When was the last time you asked God for something? Me — five minutes ago and before that just about every hour. Sometimes we ask for big things, sometimes little things, sometimes we ask again and again. How does it make you feel to keep making requests of God? Do you feel awkward in asking? Do you think using fancier words or making promises of sacrifice will move God to action? Do you feel like you are bothering God; do you feel silly for your repetition? Well, let’s see what the Bible tells us about our petitions. In Mat 6:7-8, Jesus taught, “… when you pray, do not keep on babbling like pagans, for they think they will be heard because of their many words. Do not be like them, for your Father knows what you need before you ask him.” Jesus then revealed what we now call the Lord’s prayer. In other words, make simple requests to God. The Lord’s prayer contains recognition of what’s in our heart: admission and adoration of how great God is; that we desire what will sustain us for today; recognition that we need to be forgiven and to forgive; and that we are grateful to be blessed.
In one biblical account, a leper made a simple request: Heal my leprosy! He came to Jesus begging and kneeling. While praise is sweet, the leper really had nothing to offer. His suffering was social as well as physical. The law required that “the person with such an infectious disease must wear torn clothes, let his hair be unkempt, cover the lower part of his face and cry out ‘Unclean! Unclean!’ He must live alone outside the camp.” (Lev 13:45-46). Instead of keeping his distance from Jesus, as the law demanded, the leper came directly to him and fell down on his knees to make his plea. He had no doubt that Jesus could heal him. He only wondered whether Jesus was willing. It is sometimes easier to believe in God’s power than in his mercy.

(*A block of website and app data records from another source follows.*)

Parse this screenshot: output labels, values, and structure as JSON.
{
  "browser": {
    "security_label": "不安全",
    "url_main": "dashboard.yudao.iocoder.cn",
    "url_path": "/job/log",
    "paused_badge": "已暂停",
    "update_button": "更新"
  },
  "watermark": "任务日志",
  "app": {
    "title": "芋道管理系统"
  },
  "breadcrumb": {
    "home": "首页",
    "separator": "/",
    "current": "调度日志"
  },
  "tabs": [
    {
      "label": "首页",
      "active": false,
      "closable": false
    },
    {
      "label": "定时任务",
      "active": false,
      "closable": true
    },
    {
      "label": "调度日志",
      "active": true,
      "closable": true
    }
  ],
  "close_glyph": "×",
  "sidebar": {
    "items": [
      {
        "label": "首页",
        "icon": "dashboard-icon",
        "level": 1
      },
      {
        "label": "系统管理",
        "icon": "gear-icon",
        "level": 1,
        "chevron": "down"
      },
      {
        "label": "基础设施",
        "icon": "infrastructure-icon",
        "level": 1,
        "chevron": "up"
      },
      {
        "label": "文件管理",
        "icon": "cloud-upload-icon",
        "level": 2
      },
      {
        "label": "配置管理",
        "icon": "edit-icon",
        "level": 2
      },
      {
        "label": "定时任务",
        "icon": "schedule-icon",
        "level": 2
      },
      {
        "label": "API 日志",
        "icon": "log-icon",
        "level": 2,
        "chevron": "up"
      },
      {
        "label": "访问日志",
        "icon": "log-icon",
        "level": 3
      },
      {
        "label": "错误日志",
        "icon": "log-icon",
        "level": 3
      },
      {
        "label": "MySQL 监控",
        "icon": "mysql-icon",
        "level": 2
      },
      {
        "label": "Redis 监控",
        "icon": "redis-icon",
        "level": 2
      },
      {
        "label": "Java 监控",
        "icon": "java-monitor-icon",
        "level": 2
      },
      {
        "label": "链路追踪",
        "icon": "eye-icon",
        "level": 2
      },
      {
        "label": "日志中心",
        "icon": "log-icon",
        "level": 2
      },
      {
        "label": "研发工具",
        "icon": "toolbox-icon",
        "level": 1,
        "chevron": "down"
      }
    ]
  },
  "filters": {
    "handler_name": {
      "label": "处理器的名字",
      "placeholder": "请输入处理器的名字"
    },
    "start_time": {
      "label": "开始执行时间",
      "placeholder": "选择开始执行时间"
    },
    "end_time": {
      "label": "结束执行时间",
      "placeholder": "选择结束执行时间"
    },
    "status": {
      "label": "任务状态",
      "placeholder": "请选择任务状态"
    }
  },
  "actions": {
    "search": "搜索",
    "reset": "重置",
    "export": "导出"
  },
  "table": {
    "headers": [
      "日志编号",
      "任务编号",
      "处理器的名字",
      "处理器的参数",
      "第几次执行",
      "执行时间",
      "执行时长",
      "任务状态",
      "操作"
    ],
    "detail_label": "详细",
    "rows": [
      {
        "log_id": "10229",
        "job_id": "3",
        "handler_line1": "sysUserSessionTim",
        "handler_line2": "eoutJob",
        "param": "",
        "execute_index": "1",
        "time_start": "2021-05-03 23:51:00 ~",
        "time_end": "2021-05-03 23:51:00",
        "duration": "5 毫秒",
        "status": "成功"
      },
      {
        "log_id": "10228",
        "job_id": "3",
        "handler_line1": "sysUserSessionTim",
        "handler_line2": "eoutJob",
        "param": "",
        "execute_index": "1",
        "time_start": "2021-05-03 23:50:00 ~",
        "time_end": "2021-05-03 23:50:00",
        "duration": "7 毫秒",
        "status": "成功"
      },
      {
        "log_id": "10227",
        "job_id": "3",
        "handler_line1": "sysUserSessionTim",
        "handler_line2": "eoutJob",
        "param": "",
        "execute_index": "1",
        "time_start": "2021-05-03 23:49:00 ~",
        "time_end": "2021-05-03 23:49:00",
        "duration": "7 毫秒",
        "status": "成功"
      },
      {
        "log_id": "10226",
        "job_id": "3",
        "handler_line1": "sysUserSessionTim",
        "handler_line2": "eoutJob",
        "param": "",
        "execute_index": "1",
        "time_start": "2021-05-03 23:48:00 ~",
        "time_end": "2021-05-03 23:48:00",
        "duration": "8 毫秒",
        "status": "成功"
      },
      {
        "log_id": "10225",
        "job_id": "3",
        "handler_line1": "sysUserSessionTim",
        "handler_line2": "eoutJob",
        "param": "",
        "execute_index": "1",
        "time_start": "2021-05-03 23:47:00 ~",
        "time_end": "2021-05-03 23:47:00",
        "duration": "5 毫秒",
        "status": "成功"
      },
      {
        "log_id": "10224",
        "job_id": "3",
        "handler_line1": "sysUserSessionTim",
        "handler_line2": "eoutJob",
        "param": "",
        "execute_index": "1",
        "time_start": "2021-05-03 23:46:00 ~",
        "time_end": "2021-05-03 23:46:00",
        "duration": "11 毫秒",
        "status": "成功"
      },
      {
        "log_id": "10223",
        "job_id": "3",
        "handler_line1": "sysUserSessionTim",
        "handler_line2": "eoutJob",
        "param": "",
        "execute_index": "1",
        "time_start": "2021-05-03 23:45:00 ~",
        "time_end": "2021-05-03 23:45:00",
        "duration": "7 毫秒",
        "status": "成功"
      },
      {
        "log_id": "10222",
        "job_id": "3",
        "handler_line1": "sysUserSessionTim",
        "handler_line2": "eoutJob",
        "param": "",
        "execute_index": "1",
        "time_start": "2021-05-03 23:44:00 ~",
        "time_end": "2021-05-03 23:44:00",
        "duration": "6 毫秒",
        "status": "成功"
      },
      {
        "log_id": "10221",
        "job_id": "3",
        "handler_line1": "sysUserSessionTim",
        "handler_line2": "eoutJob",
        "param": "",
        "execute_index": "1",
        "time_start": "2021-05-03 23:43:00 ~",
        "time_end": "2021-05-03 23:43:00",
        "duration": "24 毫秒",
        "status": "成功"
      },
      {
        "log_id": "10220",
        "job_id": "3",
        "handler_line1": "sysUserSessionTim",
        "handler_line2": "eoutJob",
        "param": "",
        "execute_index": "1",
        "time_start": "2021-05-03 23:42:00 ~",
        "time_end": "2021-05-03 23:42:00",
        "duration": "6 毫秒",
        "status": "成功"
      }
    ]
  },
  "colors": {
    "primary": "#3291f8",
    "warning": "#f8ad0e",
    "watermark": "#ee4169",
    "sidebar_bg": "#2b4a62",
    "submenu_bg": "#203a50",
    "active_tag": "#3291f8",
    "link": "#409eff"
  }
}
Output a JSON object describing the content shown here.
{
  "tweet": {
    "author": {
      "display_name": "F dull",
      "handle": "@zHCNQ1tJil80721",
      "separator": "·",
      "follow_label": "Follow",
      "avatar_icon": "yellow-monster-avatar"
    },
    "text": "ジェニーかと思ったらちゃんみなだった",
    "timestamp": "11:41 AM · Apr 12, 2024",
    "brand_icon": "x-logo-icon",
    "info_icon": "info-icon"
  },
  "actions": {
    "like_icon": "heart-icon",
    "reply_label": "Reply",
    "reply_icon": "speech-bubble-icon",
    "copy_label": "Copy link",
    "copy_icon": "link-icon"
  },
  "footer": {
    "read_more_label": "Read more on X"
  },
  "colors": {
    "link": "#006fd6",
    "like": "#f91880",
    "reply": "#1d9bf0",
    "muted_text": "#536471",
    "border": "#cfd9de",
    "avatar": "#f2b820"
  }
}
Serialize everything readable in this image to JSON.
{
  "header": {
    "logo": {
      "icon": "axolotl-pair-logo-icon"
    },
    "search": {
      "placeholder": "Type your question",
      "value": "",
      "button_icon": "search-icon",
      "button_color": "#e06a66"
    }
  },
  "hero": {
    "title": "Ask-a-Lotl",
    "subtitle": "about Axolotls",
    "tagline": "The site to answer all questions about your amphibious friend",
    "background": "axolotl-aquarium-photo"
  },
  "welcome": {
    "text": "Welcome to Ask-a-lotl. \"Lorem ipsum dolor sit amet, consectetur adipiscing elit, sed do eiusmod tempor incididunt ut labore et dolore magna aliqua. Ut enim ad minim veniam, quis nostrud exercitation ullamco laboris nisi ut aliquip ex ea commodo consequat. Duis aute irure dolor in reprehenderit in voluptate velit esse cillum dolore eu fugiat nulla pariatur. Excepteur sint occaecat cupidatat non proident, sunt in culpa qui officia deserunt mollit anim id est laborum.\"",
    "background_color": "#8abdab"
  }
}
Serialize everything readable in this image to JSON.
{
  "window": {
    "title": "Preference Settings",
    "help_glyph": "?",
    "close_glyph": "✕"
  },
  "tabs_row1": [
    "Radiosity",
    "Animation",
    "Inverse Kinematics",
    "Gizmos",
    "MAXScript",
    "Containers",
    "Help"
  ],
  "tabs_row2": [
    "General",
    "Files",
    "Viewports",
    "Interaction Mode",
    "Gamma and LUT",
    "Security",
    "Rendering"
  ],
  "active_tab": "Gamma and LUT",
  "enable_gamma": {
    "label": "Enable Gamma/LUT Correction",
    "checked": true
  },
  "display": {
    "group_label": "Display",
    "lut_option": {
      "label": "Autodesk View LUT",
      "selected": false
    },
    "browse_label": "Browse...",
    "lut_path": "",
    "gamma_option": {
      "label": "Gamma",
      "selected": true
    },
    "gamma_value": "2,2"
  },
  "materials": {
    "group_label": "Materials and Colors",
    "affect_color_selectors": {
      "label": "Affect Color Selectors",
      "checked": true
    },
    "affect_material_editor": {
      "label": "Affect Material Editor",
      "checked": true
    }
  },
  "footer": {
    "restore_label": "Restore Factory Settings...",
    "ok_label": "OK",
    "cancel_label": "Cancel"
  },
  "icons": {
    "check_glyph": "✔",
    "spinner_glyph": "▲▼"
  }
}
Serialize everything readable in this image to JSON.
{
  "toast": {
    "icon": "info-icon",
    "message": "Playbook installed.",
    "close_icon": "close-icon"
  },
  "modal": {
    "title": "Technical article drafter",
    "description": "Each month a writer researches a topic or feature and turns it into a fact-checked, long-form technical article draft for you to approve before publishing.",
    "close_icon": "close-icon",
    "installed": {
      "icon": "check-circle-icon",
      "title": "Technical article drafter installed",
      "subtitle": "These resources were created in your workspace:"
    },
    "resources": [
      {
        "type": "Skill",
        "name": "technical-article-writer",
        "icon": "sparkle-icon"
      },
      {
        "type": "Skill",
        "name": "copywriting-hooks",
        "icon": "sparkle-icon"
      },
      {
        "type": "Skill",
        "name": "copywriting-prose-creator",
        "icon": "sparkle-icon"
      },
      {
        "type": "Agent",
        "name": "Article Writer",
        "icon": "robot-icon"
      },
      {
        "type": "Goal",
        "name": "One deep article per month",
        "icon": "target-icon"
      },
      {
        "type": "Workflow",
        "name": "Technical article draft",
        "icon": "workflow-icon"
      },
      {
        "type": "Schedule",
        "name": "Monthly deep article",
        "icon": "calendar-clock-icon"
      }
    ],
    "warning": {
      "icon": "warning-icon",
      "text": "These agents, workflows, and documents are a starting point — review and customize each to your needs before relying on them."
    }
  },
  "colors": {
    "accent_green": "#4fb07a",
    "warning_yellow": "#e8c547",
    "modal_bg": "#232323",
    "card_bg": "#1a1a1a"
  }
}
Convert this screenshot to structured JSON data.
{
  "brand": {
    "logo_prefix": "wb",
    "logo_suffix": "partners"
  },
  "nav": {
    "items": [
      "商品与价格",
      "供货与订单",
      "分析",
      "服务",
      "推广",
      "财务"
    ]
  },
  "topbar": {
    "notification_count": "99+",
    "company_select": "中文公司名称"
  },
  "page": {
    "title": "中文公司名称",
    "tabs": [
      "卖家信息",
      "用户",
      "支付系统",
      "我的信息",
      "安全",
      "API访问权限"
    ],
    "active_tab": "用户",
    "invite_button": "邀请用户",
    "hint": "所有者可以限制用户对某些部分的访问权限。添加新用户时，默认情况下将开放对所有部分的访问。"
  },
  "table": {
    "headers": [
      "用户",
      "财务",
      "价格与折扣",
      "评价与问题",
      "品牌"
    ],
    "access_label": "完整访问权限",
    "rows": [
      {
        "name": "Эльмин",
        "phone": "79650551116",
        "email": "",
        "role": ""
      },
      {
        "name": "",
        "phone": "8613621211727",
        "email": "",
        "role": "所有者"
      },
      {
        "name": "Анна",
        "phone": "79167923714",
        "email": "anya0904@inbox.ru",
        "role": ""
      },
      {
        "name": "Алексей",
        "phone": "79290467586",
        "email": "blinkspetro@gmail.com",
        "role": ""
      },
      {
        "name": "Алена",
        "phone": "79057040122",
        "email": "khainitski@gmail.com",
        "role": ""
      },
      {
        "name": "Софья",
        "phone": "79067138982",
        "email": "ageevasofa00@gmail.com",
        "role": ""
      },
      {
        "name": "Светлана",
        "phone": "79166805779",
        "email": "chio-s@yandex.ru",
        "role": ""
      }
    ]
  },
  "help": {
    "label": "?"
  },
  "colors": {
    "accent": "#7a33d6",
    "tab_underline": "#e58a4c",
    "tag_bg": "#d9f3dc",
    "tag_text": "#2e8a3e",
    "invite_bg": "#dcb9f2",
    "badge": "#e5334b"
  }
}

Then Jesus responded with compassion. He reached out and touched the unclean leper, an act that, according to the Mosaic Law, incurred defilement. By his word alone he might have healed the leper; but he chose to cure him with the touch of his hand. Jesus’ touching of the leper revealed his attitude toward the ceremonial law. He boldly placed love and compassion over ritual and regulation. But then Jesus made a request according to the law: say nothing to anyone, except testify to the priests in the way Moses commanded. The leper’s reaction: He celebrated, he rejoiced, He proclaimed his good news! The leper told one and all about Jesus’ miracle. It was a simple request from a broken heart to be made whole. God is good all the time. All the time, God seeks to do us good.